Martin Luther had learned from God’s Word that our relationship with God and our freedom from sin and death don’t come from our works or from doing proscribed acts of ritual, religious or otherwise. These things come to us freely from a God Who, in Christ, shows us that He isn’t our enemy, but our very best friend. And having said that, you know now why this Lutheran Church is called Friendship.

1Seavey was a brilliant, humble man of God. A former president of Boston College, with a doctorate in Economics, Seavey volunteered in his retirement years to pastor a parish in Alaska, where there were severe clergy shortages in the Roman Catholic Church. He was instead sent to Michigan's northwestern lower peninsula, where he served faithfully and I was privileged to meet him.

2When Luther first issued the 95 Theses, he had not yet fully concluded to side with Scripture over against the traditions of the Church of his day in repudiating the very existence of purgatory. That's reflected in a number of the theses.

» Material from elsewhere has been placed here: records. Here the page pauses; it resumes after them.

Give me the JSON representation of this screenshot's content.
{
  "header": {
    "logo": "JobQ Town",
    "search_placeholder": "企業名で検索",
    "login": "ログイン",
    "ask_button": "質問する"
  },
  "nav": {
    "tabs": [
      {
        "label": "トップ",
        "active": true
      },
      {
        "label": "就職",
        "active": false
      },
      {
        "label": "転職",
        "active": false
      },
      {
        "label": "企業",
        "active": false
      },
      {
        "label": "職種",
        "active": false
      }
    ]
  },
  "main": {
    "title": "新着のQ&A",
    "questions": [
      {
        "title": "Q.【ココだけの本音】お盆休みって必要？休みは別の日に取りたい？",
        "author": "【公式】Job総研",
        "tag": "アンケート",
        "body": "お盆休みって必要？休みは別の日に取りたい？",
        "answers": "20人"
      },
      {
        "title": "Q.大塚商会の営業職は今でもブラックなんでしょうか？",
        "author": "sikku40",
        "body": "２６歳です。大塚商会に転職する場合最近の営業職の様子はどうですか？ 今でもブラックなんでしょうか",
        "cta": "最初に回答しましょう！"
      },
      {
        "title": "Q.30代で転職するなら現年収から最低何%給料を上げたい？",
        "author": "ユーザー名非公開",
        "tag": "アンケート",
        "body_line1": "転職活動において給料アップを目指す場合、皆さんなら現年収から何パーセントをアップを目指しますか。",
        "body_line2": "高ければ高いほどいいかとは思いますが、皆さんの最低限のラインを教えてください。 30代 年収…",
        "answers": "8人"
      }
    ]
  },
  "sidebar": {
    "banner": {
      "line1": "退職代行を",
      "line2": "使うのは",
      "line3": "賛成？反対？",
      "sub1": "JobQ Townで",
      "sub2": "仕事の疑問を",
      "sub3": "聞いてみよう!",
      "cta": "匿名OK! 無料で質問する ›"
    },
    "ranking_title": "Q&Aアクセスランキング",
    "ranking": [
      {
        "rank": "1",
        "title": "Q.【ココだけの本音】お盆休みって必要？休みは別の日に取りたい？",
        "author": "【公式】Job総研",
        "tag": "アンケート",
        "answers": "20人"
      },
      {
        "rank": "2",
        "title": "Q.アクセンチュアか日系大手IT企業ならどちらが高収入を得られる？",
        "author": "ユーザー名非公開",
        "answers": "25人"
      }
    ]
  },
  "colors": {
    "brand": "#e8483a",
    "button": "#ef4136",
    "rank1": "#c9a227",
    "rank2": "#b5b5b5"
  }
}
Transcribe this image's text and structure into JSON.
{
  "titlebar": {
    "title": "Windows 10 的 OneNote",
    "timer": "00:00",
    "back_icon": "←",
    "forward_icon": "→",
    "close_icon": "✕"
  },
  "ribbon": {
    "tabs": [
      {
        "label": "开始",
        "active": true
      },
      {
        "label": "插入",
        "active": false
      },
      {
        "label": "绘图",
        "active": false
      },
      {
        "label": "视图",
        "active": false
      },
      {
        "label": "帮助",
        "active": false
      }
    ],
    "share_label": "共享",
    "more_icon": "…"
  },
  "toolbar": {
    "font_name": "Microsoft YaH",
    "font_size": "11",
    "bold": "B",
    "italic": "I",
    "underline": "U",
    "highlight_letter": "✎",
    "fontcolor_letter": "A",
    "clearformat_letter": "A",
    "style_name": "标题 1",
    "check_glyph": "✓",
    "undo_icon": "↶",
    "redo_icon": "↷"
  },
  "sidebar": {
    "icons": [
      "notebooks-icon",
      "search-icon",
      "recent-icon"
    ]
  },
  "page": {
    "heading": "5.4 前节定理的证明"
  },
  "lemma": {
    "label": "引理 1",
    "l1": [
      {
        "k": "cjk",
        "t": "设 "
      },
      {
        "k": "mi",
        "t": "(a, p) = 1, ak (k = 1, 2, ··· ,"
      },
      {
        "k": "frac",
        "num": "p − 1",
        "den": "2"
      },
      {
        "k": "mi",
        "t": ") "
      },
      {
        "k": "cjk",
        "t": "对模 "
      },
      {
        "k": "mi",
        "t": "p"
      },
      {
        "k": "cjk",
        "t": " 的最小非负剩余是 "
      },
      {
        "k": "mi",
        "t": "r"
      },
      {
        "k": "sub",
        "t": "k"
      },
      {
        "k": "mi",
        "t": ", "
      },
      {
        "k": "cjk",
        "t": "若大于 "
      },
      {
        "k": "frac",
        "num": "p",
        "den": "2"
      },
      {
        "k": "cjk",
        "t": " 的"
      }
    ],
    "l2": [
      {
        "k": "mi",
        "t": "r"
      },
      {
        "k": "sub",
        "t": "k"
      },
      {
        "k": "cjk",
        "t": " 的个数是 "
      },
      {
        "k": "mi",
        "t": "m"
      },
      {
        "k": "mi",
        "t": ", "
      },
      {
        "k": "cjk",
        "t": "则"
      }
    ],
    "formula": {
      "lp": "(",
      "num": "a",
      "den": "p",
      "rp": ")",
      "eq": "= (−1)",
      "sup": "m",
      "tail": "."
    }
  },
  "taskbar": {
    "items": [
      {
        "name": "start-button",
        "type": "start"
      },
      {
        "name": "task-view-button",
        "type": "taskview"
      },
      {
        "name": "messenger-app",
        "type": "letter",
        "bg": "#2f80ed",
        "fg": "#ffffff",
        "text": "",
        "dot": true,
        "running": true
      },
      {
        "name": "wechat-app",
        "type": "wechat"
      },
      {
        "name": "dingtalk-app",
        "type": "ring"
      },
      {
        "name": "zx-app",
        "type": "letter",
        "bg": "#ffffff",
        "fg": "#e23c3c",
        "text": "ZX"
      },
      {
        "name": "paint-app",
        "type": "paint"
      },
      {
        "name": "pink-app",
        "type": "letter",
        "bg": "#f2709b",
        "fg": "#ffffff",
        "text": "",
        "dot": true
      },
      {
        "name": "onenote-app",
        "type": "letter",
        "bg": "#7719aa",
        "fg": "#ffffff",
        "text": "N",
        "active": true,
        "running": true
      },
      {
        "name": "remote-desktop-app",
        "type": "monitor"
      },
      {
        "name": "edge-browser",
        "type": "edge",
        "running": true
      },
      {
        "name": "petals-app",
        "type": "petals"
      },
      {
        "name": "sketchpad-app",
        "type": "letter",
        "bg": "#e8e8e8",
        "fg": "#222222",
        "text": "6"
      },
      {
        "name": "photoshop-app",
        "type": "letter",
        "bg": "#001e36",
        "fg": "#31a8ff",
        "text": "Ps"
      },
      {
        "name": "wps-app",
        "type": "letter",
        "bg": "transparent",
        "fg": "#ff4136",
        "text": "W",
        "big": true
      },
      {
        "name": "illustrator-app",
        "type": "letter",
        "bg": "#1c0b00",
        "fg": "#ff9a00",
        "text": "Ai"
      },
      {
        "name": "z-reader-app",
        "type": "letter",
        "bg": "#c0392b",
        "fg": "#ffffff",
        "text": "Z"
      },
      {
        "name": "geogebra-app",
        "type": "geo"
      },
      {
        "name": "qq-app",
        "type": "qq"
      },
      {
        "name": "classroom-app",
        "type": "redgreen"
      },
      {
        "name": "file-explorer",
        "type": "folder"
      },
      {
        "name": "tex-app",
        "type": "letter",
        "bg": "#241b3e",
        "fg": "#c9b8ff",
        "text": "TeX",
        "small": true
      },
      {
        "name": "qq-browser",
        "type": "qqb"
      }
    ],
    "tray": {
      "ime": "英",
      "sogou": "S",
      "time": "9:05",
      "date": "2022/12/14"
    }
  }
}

3Throughout the 95 Theses, Luther really let the Pontiffs of his day "off the hook." He doesn't ascribe indulgences to the popes. Rather, he suggests that they're an abusive practice which, if the Pope knew about them, he would quickly shut down for being un-Biblical. Kathryn Kleinhans says that Luther may simply have been giving the Pope an out, a face-saving way of repudiating the indulgence practice, not to mention a way for Luther to avoid a frontal assault on Rome. In this, Luther was practicing what he would later preach in The Small Catechism. Explaining the Eighth Commandment, "You shall not bear false witness against your neighbor," Luther wrote, "We should fear and love God that we may not deceitfully belie, betray, slander, or defame our neighbor, but defend him, [think and] speak well of him, and put the best construction on everything." As Kleinhans points out, Luther didn't always take his own Biblically-founded advice, often viciously attacking those who opposed him. All of which just underscores the fact that the Church is composed of sinners in need of God's grace given in Christ!